229 Sykes, Courtland, 58 Syria, 50, 51, 64 Texas: access to abortion in, 154; women running for public office in, 165. See also El Paso, Texas Thatcher, Margaret, 47 Tickner, J. Ann, 6–7, 79, 85; Gender in International Relations, 6; and hegemonic masculinity, 6–7 #TimesUp movement, 166 Tlaib, Rashida, 4 Tr’ondëk Hwëch’in Teaching and Working Farm (Yukon), 197 Trudeau, Justin, 3, 64–6, 201, 202; soft power diplomacy of, 64–6; symbolism of handshake with Donald Trump, 65–6; and women’s rights, 64 True, Jacqui, 34, 85; Feminist Methodologies for International Relations, 85 Trump, Donald, 3–4, 13, 51–2, 55, 57, 58, 61– 2, 65–6, 151–2, 160, 161, 164, 165, 168n4, 214; and border wall, 156, 159, 160; and denigrating of Mexicans, 156, 159, 160; sexist rhetoric of, 161, 214; symbolism of handshake with Justin Trudeau, 65–6. See also Trump administration Trump, Ivanka, 52, 65 Trump administration, 50–4, 65, 153–5, 159, 160, 166–7, 214; and asylum seekers, 160, 166; soft/hard power in, 51–4; and threat of deportations, 155, 156, 160, 166; and travel ban order, 53, 71n44; and women’s health, reproductive rights, 153–4, 161 Truth and Reconciliation Commission (trc), 200–1; calls to action, 201; and development projects, 201 Tuckey, Sarah, 12, 78, 81–92, 93, 213 Unger, Betty E., 184 United Nations, 50–1, 62, 154, 181; Convention on the Elimination of all forms of Discrimination Against Women (cedaw), 10, 195; Declaration on the Rights of Indigenous Peoples (undrip),
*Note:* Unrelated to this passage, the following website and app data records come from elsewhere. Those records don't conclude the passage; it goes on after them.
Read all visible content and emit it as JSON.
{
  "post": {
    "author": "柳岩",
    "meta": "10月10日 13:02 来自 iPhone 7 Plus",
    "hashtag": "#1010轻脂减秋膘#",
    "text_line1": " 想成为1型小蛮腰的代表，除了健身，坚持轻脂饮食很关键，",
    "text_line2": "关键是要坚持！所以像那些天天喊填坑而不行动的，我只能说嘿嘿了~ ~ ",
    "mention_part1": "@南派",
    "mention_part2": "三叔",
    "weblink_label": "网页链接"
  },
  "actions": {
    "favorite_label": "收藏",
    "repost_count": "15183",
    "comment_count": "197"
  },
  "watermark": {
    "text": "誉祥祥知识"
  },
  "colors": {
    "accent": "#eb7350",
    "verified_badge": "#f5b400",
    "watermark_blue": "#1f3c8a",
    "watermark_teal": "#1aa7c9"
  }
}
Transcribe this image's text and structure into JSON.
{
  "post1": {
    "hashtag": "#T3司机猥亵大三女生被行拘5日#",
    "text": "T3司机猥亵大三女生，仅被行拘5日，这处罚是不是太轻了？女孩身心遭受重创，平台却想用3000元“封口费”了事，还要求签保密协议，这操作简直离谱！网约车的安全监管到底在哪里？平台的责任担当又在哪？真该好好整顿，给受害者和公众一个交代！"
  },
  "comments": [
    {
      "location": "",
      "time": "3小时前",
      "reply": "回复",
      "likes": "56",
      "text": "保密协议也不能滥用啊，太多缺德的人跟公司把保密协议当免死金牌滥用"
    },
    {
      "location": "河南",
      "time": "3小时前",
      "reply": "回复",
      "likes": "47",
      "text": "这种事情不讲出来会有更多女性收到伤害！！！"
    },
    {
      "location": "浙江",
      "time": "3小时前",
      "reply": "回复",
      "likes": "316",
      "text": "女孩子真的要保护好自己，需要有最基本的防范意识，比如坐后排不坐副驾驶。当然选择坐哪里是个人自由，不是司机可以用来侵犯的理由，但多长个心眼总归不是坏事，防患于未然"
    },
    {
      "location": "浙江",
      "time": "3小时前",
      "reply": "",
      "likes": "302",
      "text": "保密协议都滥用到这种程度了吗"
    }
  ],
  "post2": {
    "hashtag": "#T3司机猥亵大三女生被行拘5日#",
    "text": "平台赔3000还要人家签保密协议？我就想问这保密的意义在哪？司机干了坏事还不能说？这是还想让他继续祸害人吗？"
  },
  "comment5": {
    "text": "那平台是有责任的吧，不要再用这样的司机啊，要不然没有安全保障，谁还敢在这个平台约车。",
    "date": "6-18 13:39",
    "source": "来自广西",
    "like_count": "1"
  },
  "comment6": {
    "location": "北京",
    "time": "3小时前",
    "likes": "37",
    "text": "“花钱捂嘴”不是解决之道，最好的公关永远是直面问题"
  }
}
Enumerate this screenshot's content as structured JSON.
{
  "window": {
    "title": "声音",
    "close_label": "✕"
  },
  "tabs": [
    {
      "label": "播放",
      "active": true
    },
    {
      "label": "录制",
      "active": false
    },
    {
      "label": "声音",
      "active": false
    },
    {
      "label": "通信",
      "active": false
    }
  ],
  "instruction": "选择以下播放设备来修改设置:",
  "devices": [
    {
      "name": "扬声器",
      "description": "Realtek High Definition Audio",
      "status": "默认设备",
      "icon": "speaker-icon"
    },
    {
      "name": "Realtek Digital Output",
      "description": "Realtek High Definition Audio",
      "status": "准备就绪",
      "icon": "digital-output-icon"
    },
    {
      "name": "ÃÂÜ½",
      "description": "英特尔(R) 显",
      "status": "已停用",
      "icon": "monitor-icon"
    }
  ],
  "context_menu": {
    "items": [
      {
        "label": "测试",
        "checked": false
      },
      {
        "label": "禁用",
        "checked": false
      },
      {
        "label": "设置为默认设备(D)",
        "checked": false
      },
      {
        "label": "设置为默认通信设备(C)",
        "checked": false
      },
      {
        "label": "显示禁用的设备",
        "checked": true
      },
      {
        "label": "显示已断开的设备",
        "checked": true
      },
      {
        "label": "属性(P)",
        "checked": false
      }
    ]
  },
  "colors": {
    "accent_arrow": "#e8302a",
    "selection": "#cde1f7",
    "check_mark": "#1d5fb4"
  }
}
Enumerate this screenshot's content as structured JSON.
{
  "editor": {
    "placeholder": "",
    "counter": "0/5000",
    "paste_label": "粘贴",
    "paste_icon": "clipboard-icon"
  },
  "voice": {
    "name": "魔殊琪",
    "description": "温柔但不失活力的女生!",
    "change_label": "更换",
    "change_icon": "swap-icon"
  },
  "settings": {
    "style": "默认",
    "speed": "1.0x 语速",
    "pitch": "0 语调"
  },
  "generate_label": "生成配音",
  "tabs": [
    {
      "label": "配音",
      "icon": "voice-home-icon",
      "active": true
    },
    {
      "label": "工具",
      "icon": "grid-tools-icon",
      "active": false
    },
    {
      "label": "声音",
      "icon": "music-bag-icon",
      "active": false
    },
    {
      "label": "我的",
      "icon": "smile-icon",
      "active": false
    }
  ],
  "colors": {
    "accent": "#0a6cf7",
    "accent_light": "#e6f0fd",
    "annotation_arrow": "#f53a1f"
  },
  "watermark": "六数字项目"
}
230 196, 200; Security Council Resolution 1325 on Women, Peace, and Security, 3, 67, 210, 211, 212; un Women, 10 United States, 3–4, 30, 41, 48, 68, 69n4, 212, 216; conservative movement in, 151–67; and gender parity in government, 3–4, 163–4, 165, 167; relationship with Canada, 65–6; reproductive rights, women’s health in, 152–6, 161; and soft/hard/smart power, 45, 49–54; status of “Dreamers” (daca) in, 156–7, 160, 166; status of refugees in, 65, 166–7 United States, election 2016, 3, 152–3, 160–2, 163–4; anti-Mexican, anti-immigrant rhetoric in, 155; mobilizing effect of on women candidates, 163–6, 167; sexism and misogyny in, 160–2 United States military, 104, 112, 113, 158; sexual assault in, 99, 110–11, 210; and Tailhook scandal, 106 Vallet, Élisabeth, 13, 214 Van Susteren, Greta, 50–1 Villa, Pancho, 158 Walt, Stephen, 49 Warren, Elizabeth, 58, 212

index Wax, Rosalie, 26 Weber, Max, 79 What If Women Ruled the World?, 178 Wibben, Annick, 79, 84, 86 Williams, Patricia, 8 Wilson, Nina, 204; #IdleNoMore, 204 Women in International Security-Canada (wiis-Canada), 79, 93, 94; 2017 workshop, 5, 76, 174, 177–80, 184, 185, 192, 212 Women in the World Summit, 50 Women’s Convention, 152 Women’s Marches, 13, 151–67, 214; Braids Across the Border (El Paso, Texas, 20 January 2017), 157–8; El Paso, Texas (21 January 2017), 157, 158–60; Montreal, Quebec (21 January 2017), 162–3, 165; pussyhat as icon of, 151, 160, 162–3, 166, 214; repercussions of, 166–7; themes of, 159, 160; Washington, dc (21 January 2017), 151–2, 160, 162, 177 Wong, Cathy, 162–3, 165 World Bank, 195 Wright, Shelley, 9 Zalewski, Marysia, 86 Zweiman, Jayna, 151